What was there to love? What did she see in him? I don’t know. Some of our other friends even called him weird.

This last time they “tried” to make it work, he just showed up at her job unannounced. One of her co-workers recognized him and sent her a text.

She thought it was special. I thought it was strange. He never told her that he stopped by her place of employment; she had to ask him about it – tell me that’s not crazy.

Anyway, now she’s beating herself up because she’s 50 and doesn’t have a husband or a child she has wanted for years.

One of our friends said, “He’s just playing with you. And you really can’t get mad because you allowed it to go on all this time.”

Then she had the unmitigated gall to say, “He’s still not finished with you – you’re not finished with each other.” She said, “Yeah, we’re finished. It’s broke and he is too.”

Not that it’s funny but we bust out laughing because of how it came out. We told her, her momma told her, her daddy told her, and he showed her that he wasn’t that into her.

You all know how best friends carry out. We concluded that he was the scum of the earth and that he wasn’t worth her shedding another tear.

We also determined that he didn’t know what he had and that he missed out. I hope she finds the man who has the capacity to love her and who is marriage minded.

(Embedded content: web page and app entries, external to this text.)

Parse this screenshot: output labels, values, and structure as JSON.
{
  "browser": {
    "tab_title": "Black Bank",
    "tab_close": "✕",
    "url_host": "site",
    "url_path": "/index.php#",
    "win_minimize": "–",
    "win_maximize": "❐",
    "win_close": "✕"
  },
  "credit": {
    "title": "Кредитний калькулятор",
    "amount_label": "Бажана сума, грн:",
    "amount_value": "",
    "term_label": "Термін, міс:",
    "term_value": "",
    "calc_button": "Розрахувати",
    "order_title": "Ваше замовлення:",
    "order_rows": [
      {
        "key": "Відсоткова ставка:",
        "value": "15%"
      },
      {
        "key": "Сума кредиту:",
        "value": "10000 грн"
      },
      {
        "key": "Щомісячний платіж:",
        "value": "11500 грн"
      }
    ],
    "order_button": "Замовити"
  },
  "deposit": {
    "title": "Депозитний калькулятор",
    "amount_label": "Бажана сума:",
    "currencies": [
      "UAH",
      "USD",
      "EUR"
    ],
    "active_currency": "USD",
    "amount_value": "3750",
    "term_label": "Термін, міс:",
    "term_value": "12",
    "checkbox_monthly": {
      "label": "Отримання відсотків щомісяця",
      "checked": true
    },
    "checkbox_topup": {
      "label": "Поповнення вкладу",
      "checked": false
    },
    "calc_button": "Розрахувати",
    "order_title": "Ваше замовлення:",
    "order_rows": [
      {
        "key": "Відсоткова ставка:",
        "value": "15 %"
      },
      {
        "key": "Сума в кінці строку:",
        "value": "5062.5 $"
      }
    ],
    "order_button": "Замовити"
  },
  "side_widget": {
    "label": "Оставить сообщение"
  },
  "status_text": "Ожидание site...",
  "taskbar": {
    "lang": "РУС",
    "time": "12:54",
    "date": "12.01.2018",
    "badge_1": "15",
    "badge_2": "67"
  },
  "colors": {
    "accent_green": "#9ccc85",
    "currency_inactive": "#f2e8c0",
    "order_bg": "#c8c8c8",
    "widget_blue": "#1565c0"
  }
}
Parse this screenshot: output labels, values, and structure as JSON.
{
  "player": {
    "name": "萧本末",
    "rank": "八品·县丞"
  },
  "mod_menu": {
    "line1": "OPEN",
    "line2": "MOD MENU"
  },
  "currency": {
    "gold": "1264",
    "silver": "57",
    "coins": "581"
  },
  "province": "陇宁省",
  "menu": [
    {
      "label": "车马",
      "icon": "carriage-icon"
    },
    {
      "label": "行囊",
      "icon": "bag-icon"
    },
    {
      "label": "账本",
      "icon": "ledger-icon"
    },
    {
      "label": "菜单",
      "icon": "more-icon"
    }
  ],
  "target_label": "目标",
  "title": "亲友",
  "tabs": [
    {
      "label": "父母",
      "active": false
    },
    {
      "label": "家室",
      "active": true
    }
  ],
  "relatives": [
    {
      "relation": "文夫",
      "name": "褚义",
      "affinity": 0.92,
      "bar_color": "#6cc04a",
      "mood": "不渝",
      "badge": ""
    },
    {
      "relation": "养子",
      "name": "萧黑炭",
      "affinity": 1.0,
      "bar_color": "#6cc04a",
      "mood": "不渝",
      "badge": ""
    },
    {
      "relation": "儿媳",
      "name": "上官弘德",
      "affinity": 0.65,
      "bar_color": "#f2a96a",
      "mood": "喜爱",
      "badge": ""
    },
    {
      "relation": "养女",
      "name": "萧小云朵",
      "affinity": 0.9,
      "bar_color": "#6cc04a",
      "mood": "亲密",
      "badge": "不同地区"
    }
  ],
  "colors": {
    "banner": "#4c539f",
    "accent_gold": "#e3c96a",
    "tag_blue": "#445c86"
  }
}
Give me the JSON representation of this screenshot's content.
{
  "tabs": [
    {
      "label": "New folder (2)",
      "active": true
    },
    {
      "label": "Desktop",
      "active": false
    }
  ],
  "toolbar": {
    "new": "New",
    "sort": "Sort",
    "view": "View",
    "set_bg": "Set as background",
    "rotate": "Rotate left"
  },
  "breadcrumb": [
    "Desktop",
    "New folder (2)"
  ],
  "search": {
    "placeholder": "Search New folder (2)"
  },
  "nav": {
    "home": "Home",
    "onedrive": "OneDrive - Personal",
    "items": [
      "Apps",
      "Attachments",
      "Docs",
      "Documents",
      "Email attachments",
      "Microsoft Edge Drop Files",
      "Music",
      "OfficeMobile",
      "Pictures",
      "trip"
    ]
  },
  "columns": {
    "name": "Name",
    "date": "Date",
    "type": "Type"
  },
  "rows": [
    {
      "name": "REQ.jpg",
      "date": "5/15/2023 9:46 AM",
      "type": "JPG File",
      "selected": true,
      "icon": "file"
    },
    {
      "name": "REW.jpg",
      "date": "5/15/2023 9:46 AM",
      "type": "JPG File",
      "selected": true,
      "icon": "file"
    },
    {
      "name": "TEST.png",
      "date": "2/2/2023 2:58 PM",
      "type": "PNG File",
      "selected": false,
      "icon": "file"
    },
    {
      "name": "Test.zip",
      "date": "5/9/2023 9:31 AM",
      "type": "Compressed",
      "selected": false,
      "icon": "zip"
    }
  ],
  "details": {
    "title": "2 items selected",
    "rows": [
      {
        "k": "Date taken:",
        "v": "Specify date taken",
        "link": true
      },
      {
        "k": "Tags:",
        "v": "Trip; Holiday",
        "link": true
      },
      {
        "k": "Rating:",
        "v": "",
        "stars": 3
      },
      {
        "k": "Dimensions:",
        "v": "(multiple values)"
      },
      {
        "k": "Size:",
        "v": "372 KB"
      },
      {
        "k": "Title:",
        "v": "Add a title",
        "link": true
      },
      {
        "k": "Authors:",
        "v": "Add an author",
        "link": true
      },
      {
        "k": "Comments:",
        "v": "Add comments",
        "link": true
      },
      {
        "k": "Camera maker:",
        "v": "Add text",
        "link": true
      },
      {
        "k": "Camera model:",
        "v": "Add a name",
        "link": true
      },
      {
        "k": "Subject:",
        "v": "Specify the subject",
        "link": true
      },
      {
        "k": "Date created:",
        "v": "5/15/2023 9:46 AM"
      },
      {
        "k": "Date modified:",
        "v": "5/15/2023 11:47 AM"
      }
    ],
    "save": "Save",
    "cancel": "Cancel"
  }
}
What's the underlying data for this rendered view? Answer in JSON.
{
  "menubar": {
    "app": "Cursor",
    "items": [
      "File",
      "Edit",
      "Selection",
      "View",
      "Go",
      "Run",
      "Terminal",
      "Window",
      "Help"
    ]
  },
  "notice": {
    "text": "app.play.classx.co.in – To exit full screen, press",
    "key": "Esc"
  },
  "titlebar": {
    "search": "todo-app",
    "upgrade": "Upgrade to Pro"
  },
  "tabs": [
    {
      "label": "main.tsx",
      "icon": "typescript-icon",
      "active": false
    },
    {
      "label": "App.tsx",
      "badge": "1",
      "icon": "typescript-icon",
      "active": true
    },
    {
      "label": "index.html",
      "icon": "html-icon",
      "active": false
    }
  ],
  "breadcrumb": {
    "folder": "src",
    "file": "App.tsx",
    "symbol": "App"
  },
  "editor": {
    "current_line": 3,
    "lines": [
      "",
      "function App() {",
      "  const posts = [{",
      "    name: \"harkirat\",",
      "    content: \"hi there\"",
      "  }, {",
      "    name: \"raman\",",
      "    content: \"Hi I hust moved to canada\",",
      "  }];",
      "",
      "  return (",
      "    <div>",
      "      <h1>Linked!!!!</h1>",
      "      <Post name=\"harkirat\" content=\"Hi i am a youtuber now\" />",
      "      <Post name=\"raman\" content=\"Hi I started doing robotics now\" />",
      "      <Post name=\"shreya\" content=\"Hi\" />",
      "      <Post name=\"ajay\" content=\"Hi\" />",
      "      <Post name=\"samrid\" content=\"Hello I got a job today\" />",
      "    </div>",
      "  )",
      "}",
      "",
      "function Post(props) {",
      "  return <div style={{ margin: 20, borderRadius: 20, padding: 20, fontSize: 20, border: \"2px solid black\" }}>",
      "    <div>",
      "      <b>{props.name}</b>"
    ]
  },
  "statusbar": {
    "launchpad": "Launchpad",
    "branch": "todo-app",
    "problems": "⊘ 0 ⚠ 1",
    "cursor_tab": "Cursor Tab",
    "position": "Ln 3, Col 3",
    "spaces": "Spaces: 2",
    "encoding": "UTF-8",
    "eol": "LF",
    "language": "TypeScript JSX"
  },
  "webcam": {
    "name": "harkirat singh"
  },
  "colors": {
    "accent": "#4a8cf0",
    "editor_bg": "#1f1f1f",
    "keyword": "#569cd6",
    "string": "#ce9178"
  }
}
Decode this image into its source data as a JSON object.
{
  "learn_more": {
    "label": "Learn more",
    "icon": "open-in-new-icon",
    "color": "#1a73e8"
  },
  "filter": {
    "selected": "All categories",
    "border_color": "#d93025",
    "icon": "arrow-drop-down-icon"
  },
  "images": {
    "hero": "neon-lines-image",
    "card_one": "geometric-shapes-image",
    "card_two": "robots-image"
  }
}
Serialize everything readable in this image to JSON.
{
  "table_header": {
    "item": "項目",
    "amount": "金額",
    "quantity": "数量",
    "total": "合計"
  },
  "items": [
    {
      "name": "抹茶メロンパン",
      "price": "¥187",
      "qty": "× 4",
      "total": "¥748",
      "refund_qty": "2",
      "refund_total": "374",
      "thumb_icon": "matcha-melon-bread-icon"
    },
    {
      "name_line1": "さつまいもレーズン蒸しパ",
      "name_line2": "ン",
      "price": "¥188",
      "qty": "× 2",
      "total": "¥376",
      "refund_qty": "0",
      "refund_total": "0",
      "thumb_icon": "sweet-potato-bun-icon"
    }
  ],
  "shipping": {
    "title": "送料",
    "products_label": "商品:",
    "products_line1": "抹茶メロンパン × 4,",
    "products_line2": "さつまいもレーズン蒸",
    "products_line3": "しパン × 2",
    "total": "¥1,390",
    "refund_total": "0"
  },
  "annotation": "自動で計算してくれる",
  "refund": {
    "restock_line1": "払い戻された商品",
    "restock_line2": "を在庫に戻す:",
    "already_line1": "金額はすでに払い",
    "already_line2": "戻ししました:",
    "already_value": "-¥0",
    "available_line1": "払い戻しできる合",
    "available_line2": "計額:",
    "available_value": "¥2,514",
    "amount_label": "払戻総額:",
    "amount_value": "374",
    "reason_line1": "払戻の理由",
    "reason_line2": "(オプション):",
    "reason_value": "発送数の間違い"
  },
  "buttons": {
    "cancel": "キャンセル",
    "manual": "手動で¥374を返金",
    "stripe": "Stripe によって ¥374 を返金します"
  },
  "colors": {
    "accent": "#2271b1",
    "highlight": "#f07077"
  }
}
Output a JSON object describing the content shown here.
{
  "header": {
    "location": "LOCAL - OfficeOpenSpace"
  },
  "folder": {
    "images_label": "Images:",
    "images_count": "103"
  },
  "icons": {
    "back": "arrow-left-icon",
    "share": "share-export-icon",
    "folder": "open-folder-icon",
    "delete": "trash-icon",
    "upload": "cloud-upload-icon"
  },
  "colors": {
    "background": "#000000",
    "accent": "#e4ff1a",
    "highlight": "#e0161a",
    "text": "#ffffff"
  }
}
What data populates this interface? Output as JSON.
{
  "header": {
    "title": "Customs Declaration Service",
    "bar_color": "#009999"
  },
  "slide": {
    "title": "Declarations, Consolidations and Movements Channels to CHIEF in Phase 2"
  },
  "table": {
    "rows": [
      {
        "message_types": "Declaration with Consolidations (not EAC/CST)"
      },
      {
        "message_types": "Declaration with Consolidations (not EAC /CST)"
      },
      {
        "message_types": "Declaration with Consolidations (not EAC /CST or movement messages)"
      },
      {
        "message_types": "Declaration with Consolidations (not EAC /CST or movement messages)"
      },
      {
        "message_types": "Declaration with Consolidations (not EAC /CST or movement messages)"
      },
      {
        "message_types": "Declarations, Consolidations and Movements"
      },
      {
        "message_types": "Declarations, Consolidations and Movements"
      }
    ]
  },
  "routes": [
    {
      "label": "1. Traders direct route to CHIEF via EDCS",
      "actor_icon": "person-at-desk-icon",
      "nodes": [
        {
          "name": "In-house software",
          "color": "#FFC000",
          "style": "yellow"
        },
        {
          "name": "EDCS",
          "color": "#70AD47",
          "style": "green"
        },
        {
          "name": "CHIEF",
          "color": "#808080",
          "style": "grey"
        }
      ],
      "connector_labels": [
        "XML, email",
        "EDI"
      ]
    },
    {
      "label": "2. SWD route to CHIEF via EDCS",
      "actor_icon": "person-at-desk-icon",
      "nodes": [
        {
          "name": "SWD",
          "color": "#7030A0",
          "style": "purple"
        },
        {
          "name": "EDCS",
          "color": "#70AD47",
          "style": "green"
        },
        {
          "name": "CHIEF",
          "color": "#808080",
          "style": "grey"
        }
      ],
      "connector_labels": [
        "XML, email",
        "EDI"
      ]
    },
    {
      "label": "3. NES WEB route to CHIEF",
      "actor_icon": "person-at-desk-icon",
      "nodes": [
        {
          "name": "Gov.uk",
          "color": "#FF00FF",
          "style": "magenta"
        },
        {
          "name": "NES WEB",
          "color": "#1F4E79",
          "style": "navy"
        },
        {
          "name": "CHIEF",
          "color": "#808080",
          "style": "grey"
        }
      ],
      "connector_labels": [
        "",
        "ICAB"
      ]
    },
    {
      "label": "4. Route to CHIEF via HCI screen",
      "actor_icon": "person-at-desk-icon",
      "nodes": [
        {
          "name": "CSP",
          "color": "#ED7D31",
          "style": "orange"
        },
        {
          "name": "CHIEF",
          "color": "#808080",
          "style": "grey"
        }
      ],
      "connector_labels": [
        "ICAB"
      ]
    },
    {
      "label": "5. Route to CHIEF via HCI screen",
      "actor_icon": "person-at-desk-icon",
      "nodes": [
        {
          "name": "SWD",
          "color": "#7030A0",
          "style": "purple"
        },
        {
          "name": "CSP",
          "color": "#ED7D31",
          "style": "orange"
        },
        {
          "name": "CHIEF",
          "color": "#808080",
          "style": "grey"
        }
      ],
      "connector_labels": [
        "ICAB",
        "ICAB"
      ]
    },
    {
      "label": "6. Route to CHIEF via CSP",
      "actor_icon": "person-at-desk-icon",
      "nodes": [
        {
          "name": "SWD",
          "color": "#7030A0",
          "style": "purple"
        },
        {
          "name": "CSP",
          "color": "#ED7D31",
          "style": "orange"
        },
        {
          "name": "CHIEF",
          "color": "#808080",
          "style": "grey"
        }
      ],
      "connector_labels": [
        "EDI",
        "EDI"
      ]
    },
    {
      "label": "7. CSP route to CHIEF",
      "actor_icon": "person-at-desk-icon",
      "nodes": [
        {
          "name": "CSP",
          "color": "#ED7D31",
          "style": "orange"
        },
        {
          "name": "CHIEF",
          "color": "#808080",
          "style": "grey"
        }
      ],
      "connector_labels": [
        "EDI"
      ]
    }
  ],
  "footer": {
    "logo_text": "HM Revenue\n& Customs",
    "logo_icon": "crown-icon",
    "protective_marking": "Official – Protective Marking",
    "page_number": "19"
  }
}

So the moral of the story is if you find yourself in such a relationship, find the strength to shake yourself loose.

Run and don’t look back. Close the door, lock it, and throw away the key.

Ladies, it doesn’t take a man 20 years to know whether or not he wants to marry you. It doesn’t take a woman 20 years to know that he doesn’t have the goods.

Be encouraged; don’t stay down too long. Remember that you’re fearfully and wonderfully made.

Get back out there and don’t lower your standards. One day you’ll meet Mr. Right and you’ll say the words “I do.” I’m pulling for you.

Better yet, let’s pull for each other.

In my Bishop Thomas Dexter Jakes voices, “Get ready, get ready, get ready!”